Glenn Carle grew up in Brookline, a suburb of Boston. He had a classic all-American childhood in the booming postwar years. Sports formed a rite of passage for a young man. They were part of the culture of White Anglo-Protestants (WASPs) who, in those days, clashed with Irish Catholics. In those days, Boston was a divided city where WASPs and the Irish Catholics clashed. Things were not as bad as Northern Ireland but the city was divided along ethnic and religious lines.
Carle paints a vivid portrayal of his early years during the 1950s and 1960s. He speaks about the social dynamics of WASP in those days. Carle paints a vivid picture of the times. The WASPS were still ascendant but the Irish Catholics were emerging fast as a force of American politics. Still, Carle’s grandmother did not allow his father to play with the Kennedys because she held them to be children of rumrunners. Carle’s father would joke that had his mother (Carle’s grandmother) been less moral, he might have been John F. Kennedy’s secretary of state.
Carle remembers his time as a competitive athlete, how he ended up applying to Harvard and then studying government, which is called political science elsewhere and politics at Oxford. Carle dove into the classics and his views have been forged by a deep study of the great masters. When Singh quizzes Carle about his favorite writers, the erudite CIA man speaks about Thucydides, Alexis de Tocqueville and Joseph Conrad.
The History of the Peloponnesian War by Thucydides still informs Carle’s understanding of conflict. Conrad's examination of personal and existential questions of purpose, questions and notions on oneself has resonated with Carle over the years. It is an interest Carle shares with Admiral Vijai Singh Shekhawat, the former chief of the Indian Navy. De Tocqueville is a hero for Carle and he finds Democracy in America a masterpiece. Carle thinks the French author was far more prescient than Karl Marx. De Tocqueville’s understanding of democracy, social dynamics and the US still remain extremely relevant today. In a twist of fate, Carle became a roommate of de Tocqueville’s direct descendant during graduate school.

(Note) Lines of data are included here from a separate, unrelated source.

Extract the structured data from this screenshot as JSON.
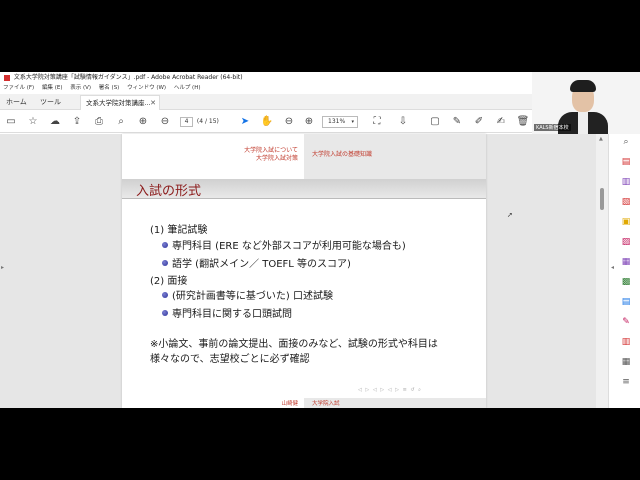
{
  "window": {
    "title": "文系大学院対策講座「試験情報ガイダンス」.pdf - Adobe Acrobat Reader (64-bit)"
  },
  "menu": [
    "ファイル (F)",
    "編集 (E)",
    "表示 (V)",
    "署名 (S)",
    "ウィンドウ (W)",
    "ヘルプ (H)"
  ],
  "tabs": {
    "home": "ホーム",
    "tools": "ツール",
    "document": "文系大学院対策講座..."
  },
  "toolbar": {
    "page_current": "4",
    "page_total": "(4 / 15)",
    "zoom": "131%"
  },
  "slide": {
    "header_left_1": "大学院入試について",
    "header_left_2": "大学院入試対策",
    "header_right": "大学院入試の基礎知識",
    "title": "入試の形式",
    "items": {
      "h1": "(1) 筆記試験",
      "b1": "専門科目 (ERE など外部スコアが利用可能な場合も)",
      "b2": "語学 (翻訳メイン／ TOEFL 等のスコア)",
      "h2": "(2) 面接",
      "b3": "(研究計画書等に基づいた) 口述試験",
      "b4": "専門科目に関する口頭試問",
      "note1": "※小論文、事前の論文提出、面接のみなど、試験の形式や科目は",
      "note2": "様々なので、志望校ごとに必ず確認"
    },
    "footer_left": "山崎健",
    "footer_right": "大学院入試"
  },
  "webcam": {
    "label": "KALS新宿本校"
  },
  "colors": {
    "accent": "#1473e6",
    "slide_red": "#c0392b",
    "title_red": "#8b1a1a",
    "bullet_blue": "#2e339b"
  }
}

Carle’s career saw him serve in many elite institutions. Yet he found Harvard the most stimulating of places he spent time in. He met extremely gifted people who inspired him and stretched him. If Harvard was stimulating, France went on to become Carle’s spiritual home. He learnt French at school, studied European history deeply, lived in France and fell in love with la grande nation.
[Matthew Knudson wrote the first draft of this piece.]
The views expressed in this article are the author’s own and do not necessarily reflect Fair Observer’s editorial policy.